__TASK DIRECTIONS__: Please set down each entry exactly, omitting any picture it holds.

(Extracted records)

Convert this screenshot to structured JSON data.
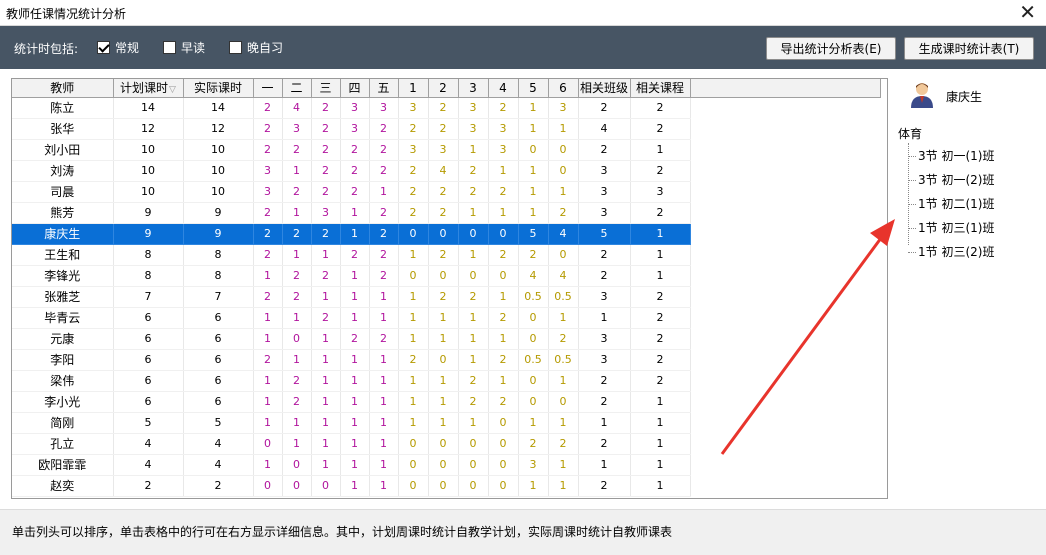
{
  "window": {
    "title": "教师任课情况统计分析",
    "close_glyph": "✕"
  },
  "toolbar": {
    "include_label": "统计时包括:",
    "options": [
      {
        "label": "常规",
        "checked": true
      },
      {
        "label": "早读",
        "checked": false
      },
      {
        "label": "晚自习",
        "checked": false
      }
    ],
    "export_button": "导出统计分析表(E)",
    "generate_button": "生成课时统计表(T)"
  },
  "table": {
    "columns": [
      "教师",
      "计划课时",
      "实际课时",
      "一",
      "二",
      "三",
      "四",
      "五",
      "1",
      "2",
      "3",
      "4",
      "5",
      "6",
      "相关班级",
      "相关课程"
    ],
    "sort_indicator": "▽",
    "colors": {
      "day": "#b1139d",
      "period": "#b59a00",
      "selected": "#0a6fd6"
    },
    "rows": [
      [
        "陈立",
        "14",
        "14",
        "2",
        "4",
        "2",
        "3",
        "3",
        "3",
        "2",
        "3",
        "2",
        "1",
        "3",
        "2",
        "2"
      ],
      [
        "张华",
        "12",
        "12",
        "2",
        "3",
        "2",
        "3",
        "2",
        "2",
        "2",
        "3",
        "3",
        "1",
        "1",
        "4",
        "2"
      ],
      [
        "刘小田",
        "10",
        "10",
        "2",
        "2",
        "2",
        "2",
        "2",
        "3",
        "3",
        "1",
        "3",
        "0",
        "0",
        "2",
        "1"
      ],
      [
        "刘涛",
        "10",
        "10",
        "3",
        "1",
        "2",
        "2",
        "2",
        "2",
        "4",
        "2",
        "1",
        "1",
        "0",
        "3",
        "2"
      ],
      [
        "司晨",
        "10",
        "10",
        "3",
        "2",
        "2",
        "2",
        "1",
        "2",
        "2",
        "2",
        "2",
        "1",
        "1",
        "3",
        "3"
      ],
      [
        "熊芳",
        "9",
        "9",
        "2",
        "1",
        "3",
        "1",
        "2",
        "2",
        "2",
        "1",
        "1",
        "1",
        "2",
        "3",
        "2"
      ],
      [
        "康庆生",
        "9",
        "9",
        "2",
        "2",
        "2",
        "1",
        "2",
        "0",
        "0",
        "0",
        "0",
        "5",
        "4",
        "5",
        "1"
      ],
      [
        "王生和",
        "8",
        "8",
        "2",
        "1",
        "1",
        "2",
        "2",
        "1",
        "2",
        "1",
        "2",
        "2",
        "0",
        "2",
        "1"
      ],
      [
        "李锋光",
        "8",
        "8",
        "1",
        "2",
        "2",
        "1",
        "2",
        "0",
        "0",
        "0",
        "0",
        "4",
        "4",
        "2",
        "1"
      ],
      [
        "张雅芝",
        "7",
        "7",
        "2",
        "2",
        "1",
        "1",
        "1",
        "1",
        "2",
        "2",
        "1",
        "0.5",
        "0.5",
        "3",
        "2"
      ],
      [
        "毕青云",
        "6",
        "6",
        "1",
        "1",
        "2",
        "1",
        "1",
        "1",
        "1",
        "1",
        "2",
        "0",
        "1",
        "1",
        "2"
      ],
      [
        "元康",
        "6",
        "6",
        "1",
        "0",
        "1",
        "2",
        "2",
        "1",
        "1",
        "1",
        "1",
        "0",
        "2",
        "3",
        "2"
      ],
      [
        "李阳",
        "6",
        "6",
        "2",
        "1",
        "1",
        "1",
        "1",
        "2",
        "0",
        "1",
        "2",
        "0.5",
        "0.5",
        "3",
        "2"
      ],
      [
        "梁伟",
        "6",
        "6",
        "1",
        "2",
        "1",
        "1",
        "1",
        "1",
        "1",
        "2",
        "1",
        "0",
        "1",
        "2",
        "2"
      ],
      [
        "李小光",
        "6",
        "6",
        "1",
        "2",
        "1",
        "1",
        "1",
        "1",
        "1",
        "2",
        "2",
        "0",
        "0",
        "2",
        "1"
      ],
      [
        "简刚",
        "5",
        "5",
        "1",
        "1",
        "1",
        "1",
        "1",
        "1",
        "1",
        "1",
        "0",
        "1",
        "1",
        "1",
        "1"
      ],
      [
        "孔立",
        "4",
        "4",
        "0",
        "1",
        "1",
        "1",
        "1",
        "0",
        "0",
        "0",
        "0",
        "2",
        "2",
        "2",
        "1"
      ],
      [
        "欧阳霏霏",
        "4",
        "4",
        "1",
        "0",
        "1",
        "1",
        "1",
        "0",
        "0",
        "0",
        "0",
        "3",
        "1",
        "1",
        "1"
      ],
      [
        "赵奕",
        "2",
        "2",
        "0",
        "0",
        "0",
        "1",
        "1",
        "0",
        "0",
        "0",
        "0",
        "1",
        "1",
        "2",
        "1"
      ]
    ],
    "selected_row": 6
  },
  "detail": {
    "teacher_name": "康庆生",
    "avatar_icon": "user-avatar-icon",
    "subject": "体育",
    "classes": [
      "3节 初一(1)班",
      "3节 初一(2)班",
      "1节 初二(1)班",
      "1节 初三(1)班",
      "1节 初三(2)班"
    ]
  },
  "status_text": "单击列头可以排序，单击表格中的行可在右方显示详细信息。其中，计划周课时统计自教学计划，实际周课时统计自教师课表"
}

__RESPONSE__:
Convert this screenshot to structured JSON data.
{
  "window": {
    "title": "教师任课情况统计分析",
    "close_glyph": "✕"
  },
  "toolbar": {
    "include_label": "统计时包括:",
    "options": [
      {
        "label": "常规",
        "checked": true
      },
      {
        "label": "早读",
        "checked": false
      },
      {
        "label": "晚自习",
        "checked": false
      }
    ],
    "export_button": "导出统计分析表(E)",
    "generate_button": "生成课时统计表(T)"
  },
  "table": {
    "columns": [
      "教师",
      "计划课时",
      "实际课时",
      "一",
      "二",
      "三",
      "四",
      "五",
      "1",
      "2",
      "3",
      "4",
      "5",
      "6",
      "相关班级",
      "相关课程"
    ],
    "sort_indicator": "▽",
    "colors": {
      "day": "#b1139d",
      "period": "#b59a00",
      "selected": "#0a6fd6"
    },
    "rows": [
      [
        "陈立",
        "14",
        "14",
        "2",
        "4",
        "2",
        "3",
        "3",
        "3",
        "2",
        "3",
        "2",
        "1",
        "3",
        "2",
        "2"
      ],
      [
        "张华",
        "12",
        "12",
        "2",
        "3",
        "2",
        "3",
        "2",
        "2",
        "2",
        "3",
        "3",
        "1",
        "1",
        "4",
        "2"
      ],
      [
        "刘小田",
        "10",
        "10",
        "2",
        "2",
        "2",
        "2",
        "2",
        "3",
        "3",
        "1",
        "3",
        "0",
        "0",
        "2",
        "1"
      ],
      [
        "刘涛",
        "10",
        "10",
        "3",
        "1",
        "2",
        "2",
        "2",
        "2",
        "4",
        "2",
        "1",
        "1",
        "0",
        "3",
        "2"
      ],
      [
        "司晨",
        "10",
        "10",
        "3",
        "2",
        "2",
        "2",
        "1",
        "2",
        "2",
        "2",
        "2",
        "1",
        "1",
        "3",
        "3"
      ],
      [
        "熊芳",
        "9",
        "9",
        "2",
        "1",
        "3",
        "1",
        "2",
        "2",
        "2",
        "1",
        "1",
        "1",
        "2",
        "3",
        "2"
      ],
      [
        "康庆生",
        "9",
        "9",
        "2",
        "2",
        "2",
        "1",
        "2",
        "0",
        "0",
        "0",
        "0",
        "5",
        "4",
        "5",
        "1"
      ],
      [
        "王生和",
        "8",
        "8",
        "2",
        "1",
        "1",
        "2",
        "2",
        "1",
        "2",
        "1",
        "2",
        "2",
        "0",
        "2",
        "1"
      ],
      [
        "李锋光",
        "8",
        "8",
        "1",
        "2",
        "2",
        "1",
        "2",
        "0",
        "0",
        "0",
        "0",
        "4",
        "4",
        "2",
        "1"
      ],
      [
        "张雅芝",
        "7",
        "7",
        "2",
        "2",
        "1",
        "1",
        "1",
        "1",
        "2",
        "2",
        "1",
        "0.5",
        "0.5",
        "3",
        "2"
      ],
      [
        "毕青云",
        "6",
        "6",
        "1",
        "1",
        "2",
        "1",
        "1",
        "1",
        "1",
        "1",
        "2",
        "0",
        "1",
        "1",
        "2"
      ],
      [
        "元康",
        "6",
        "6",
        "1",
        "0",
        "1",
        "2",
        "2",
        "1",
        "1",
        "1",
        "1",
        "0",
        "2",
        "3",
        "2"
      ],
      [
        "李阳",
        "6",
        "6",
        "2",
        "1",
        "1",
        "1",
        "1",
        "2",
        "0",
        "1",
        "2",
        "0.5",
        "0.5",
        "3",
        "2"
      ],
      [
        "梁伟",
        "6",
        "6",
        "1",
        "2",
        "1",
        "1",
        "1",
        "1",
        "1",
        "2",
        "1",
        "0",
        "1",
        "2",
        "2"
      ],
      [
        "李小光",
        "6",
        "6",
        "1",
        "2",
        "1",
        "1",
        "1",
        "1",
        "1",
        "2",
        "2",
        "0",
        "0",
        "2",
        "1"
      ],
      [
        "简刚",
        "5",
        "5",
        "1",
        "1",
        "1",
        "1",
        "1",
        "1",
        "1",
        "1",
        "0",
        "1",
        "1",
        "1",
        "1"
      ],
      [
        "孔立",
        "4",
        "4",
        "0",
        "1",
        "1",
        "1",
        "1",
        "0",
        "0",
        "0",
        "0",
        "2",
        "2",
        "2",
        "1"
      ],
      [
        "欧阳霏霏",
        "4",
        "4",
        "1",
        "0",
        "1",
        "1",
        "1",
        "0",
        "0",
        "0",
        "0",
        "3",
        "1",
        "1",
        "1"
      ],
      [
        "赵奕",
        "2",
        "2",
        "0",
        "0",
        "0",
        "1",
        "1",
        "0",
        "0",
        "0",
        "0",
        "1",
        "1",
        "2",
        "1"
      ]
    ],
    "selected_row": 6
  },
  "detail": {
    "teacher_name": "康庆生",
    "avatar_icon": "user-avatar-icon",
    "subject": "体育",
    "classes": [
      "3节 初一(1)班",
      "3节 初一(2)班",
      "1节 初二(1)班",
      "1节 初三(1)班",
      "1节 初三(2)班"
    ]
  },
  "status_text": "单击列头可以排序，单击表格中的行可在右方显示详细信息。其中，计划周课时统计自教学计划，实际周课时统计自教师课表"
}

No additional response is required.